Historically, this allocation looked "safe" and quite conservative. After all, the firm explained, when stocks go down, bonds go up. And, when bonds go down, stocks go up. But in aggregate this strategy was supposed to offer steady, modest growth over time.
Almost immediately the stock market and the bond market tanked simultaneously. It wasn't supposed to be that way. The losses were not massive, but they were sudden and contrary to what the management firm had foretold.
The acquaintance sold all his stocks and bonds and put the proceeds into a money market account. Whether this will prove wise in the long run is unknown. But, the reaction was not out of fear of loses so much as fear that the future will not look like the past--that the promised steady small gains over time would not materialize because markets were acting contrary to past patterns.

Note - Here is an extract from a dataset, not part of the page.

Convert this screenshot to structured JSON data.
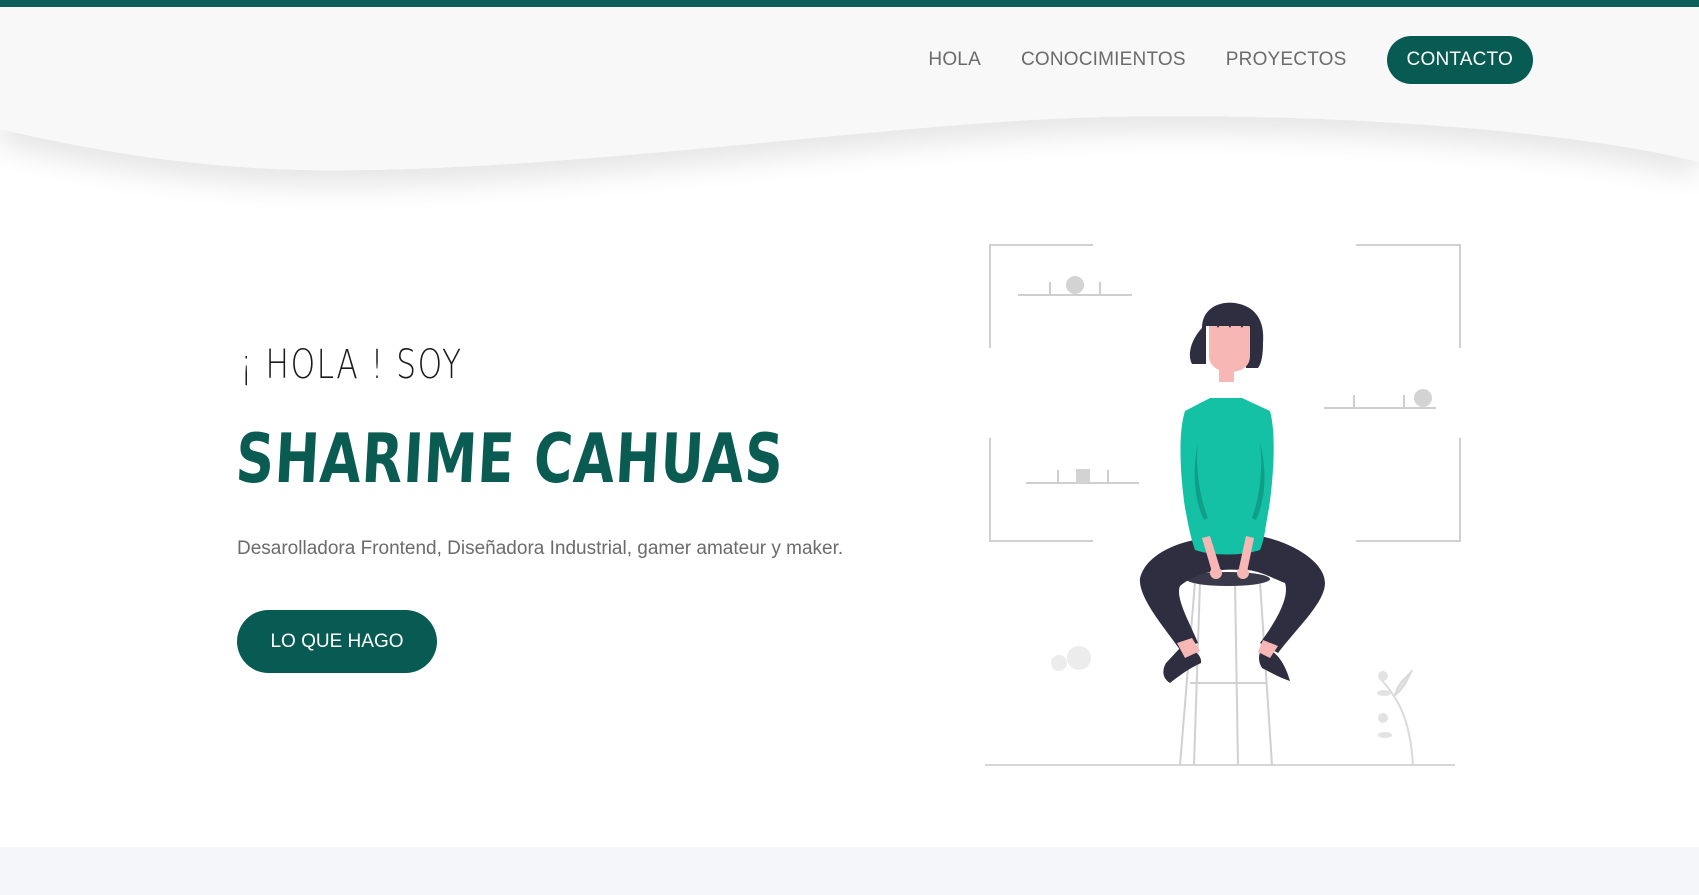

If we cannot necessarily rely on past patterns to guide us, what does the voice of experience have to offer? The answer should actually be unsurprising. Since none of us can know the future, our task ought to be to make ourselves more resilient come what may. The usual advice is to get a good education (but not so much that you become a rigid thinker); maintain your health enough to do your work and the other things you enjoy; cultivate many relationships to increase your chances of meeting your needs and of doing interesting things and thinking interesting thoughts; and finally, be willing to fail while experimenting to discover the best path to your goals. There is nothing startling about all this.
We like to think that we shape our destiny rather than destiny shaping us. It's not so much that our choices don't matter as that we cannot accurately forecast their results. If those choices redound to our benefit, then we style ourselves brilliantly perceptive. If they dog us with failures, we blame it on the stars.
I am reminded of Michael Grant's pithy summary of Stoic philosophy in his wonderful short history The World of Rome: "So pray not for blessings, but for the power to do without them." That's the true meaning of a robust life: Living well even when fortune does not favor us.
Kurt Cobb is an author, speaker, and columnist focusing on energy and the environment. He is a regular contributor to the Energy Voices section of The Christian Science Monitor and author of the peak-oil-themed novel Prelude. In addition, he has written columns for the Paris-based science news site Scitizen, and his work has been featured on Energy Bulletin (now Resilience.org), The Oil Drum, OilPrice.com, Econ Matters, Peak Oil Review, 321energy, Common Dreams, Le Monde Diplomatique and many other sites. He maintains a blog called Resource Insights and can be contacted at firstname.lastname@example.org.